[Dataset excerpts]
══════════
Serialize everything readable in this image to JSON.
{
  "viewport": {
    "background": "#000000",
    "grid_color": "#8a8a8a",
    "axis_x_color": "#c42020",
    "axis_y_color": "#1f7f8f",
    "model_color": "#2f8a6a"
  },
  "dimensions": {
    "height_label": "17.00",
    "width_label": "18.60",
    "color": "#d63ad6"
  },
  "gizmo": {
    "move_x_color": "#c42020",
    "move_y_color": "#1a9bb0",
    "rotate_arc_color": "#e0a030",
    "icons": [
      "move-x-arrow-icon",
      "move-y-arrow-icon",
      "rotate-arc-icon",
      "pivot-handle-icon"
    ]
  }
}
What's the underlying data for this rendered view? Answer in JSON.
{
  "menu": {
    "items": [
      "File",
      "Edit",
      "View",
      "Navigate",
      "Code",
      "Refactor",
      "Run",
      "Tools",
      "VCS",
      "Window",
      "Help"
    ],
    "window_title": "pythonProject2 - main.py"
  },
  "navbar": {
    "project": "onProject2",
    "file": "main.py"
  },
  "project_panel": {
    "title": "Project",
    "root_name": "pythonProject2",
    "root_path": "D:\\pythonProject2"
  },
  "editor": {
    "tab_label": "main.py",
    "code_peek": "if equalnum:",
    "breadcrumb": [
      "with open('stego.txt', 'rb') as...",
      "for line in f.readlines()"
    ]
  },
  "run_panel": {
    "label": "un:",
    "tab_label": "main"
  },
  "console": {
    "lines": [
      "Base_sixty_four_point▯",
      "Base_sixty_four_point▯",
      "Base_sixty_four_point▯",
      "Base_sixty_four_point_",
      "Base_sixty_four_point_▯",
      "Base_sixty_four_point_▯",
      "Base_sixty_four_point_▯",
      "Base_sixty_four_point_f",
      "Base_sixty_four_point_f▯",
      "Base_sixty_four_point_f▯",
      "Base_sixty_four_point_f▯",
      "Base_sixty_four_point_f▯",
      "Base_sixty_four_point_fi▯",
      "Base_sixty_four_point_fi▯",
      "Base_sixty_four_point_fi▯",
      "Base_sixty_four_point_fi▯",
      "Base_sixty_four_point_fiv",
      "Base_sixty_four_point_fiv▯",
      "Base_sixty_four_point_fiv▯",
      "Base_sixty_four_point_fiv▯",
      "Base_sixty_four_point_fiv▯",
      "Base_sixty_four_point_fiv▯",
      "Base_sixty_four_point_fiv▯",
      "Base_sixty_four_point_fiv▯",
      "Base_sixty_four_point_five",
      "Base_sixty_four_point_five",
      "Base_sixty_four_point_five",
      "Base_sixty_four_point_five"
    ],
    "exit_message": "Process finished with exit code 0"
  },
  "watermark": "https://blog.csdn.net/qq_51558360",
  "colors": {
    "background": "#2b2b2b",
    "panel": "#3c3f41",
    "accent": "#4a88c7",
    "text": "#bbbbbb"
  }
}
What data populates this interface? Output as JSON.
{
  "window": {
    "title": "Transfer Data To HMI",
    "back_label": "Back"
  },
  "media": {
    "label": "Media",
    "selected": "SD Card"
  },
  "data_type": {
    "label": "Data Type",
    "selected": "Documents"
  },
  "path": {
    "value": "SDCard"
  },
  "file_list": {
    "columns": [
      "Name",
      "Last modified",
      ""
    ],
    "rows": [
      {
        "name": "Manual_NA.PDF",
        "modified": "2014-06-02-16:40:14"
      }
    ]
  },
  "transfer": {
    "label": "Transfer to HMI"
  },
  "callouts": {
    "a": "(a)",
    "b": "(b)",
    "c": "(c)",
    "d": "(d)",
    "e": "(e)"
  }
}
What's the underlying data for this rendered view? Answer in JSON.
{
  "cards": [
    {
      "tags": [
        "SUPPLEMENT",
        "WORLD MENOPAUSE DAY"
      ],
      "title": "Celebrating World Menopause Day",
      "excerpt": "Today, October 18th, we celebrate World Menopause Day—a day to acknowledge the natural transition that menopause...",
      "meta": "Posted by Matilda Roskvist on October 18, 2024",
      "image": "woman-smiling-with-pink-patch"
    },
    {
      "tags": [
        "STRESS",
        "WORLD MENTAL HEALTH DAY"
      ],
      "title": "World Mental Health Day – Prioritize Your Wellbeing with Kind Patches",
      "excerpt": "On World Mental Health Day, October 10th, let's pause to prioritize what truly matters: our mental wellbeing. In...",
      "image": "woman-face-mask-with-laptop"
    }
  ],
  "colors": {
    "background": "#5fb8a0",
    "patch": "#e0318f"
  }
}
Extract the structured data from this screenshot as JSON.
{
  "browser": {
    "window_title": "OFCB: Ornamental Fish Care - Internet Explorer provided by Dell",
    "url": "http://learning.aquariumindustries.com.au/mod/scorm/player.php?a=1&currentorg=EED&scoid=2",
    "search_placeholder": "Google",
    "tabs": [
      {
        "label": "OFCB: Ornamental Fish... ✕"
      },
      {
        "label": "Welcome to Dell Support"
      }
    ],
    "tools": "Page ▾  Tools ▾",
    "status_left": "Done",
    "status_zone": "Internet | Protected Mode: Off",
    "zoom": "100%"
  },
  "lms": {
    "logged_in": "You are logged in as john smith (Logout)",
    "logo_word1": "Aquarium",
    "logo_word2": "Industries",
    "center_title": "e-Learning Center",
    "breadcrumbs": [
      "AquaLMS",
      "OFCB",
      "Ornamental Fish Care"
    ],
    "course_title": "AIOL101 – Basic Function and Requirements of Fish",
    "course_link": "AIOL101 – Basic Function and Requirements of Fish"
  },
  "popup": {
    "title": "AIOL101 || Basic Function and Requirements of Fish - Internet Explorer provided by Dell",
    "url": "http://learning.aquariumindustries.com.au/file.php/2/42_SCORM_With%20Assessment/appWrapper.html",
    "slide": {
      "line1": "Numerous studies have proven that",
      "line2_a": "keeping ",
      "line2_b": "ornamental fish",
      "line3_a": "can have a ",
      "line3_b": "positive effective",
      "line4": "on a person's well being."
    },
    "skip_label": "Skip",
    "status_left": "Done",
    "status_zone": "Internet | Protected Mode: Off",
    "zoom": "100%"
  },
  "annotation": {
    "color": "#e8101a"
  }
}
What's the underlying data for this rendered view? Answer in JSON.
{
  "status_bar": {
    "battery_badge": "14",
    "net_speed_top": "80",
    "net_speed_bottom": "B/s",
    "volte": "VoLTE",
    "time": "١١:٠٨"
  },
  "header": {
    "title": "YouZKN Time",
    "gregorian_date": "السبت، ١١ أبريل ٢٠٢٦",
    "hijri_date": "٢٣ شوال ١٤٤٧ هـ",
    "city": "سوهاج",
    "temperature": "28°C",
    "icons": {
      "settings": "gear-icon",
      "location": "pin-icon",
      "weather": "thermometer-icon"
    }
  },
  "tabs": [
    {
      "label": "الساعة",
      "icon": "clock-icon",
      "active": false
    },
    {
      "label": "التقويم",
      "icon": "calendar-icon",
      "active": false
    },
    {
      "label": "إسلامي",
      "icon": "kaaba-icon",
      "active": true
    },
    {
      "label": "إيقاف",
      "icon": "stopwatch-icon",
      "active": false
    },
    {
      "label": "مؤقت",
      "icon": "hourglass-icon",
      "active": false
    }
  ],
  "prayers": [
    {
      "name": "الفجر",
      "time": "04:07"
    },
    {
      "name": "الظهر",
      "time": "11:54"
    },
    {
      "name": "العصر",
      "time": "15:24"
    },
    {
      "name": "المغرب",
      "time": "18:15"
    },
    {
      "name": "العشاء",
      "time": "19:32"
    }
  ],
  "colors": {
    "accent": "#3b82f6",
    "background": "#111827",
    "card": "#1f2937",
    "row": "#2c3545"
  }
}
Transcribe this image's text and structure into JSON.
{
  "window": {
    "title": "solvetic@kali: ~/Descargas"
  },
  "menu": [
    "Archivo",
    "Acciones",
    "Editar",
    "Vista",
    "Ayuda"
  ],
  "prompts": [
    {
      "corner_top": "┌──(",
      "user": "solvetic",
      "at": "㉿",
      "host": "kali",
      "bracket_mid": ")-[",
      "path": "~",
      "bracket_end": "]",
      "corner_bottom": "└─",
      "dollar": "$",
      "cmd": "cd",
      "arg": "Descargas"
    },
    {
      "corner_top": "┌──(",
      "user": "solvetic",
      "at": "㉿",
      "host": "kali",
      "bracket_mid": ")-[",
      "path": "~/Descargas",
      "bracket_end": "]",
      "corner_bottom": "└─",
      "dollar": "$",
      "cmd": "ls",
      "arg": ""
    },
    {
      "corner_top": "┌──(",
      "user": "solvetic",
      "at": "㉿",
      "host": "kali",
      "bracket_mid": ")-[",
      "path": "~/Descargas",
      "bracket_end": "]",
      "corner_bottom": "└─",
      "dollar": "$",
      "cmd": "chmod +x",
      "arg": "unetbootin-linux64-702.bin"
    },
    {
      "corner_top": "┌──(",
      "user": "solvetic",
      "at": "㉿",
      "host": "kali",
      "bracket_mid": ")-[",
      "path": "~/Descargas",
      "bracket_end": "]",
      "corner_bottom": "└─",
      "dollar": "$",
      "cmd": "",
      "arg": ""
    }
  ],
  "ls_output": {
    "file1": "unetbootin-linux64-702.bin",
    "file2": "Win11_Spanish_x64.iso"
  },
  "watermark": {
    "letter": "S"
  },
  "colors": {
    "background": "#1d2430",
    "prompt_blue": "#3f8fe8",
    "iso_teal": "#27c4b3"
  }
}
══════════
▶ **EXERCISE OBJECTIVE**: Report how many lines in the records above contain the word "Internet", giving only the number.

▶ **WRITTEN REPLY**: 4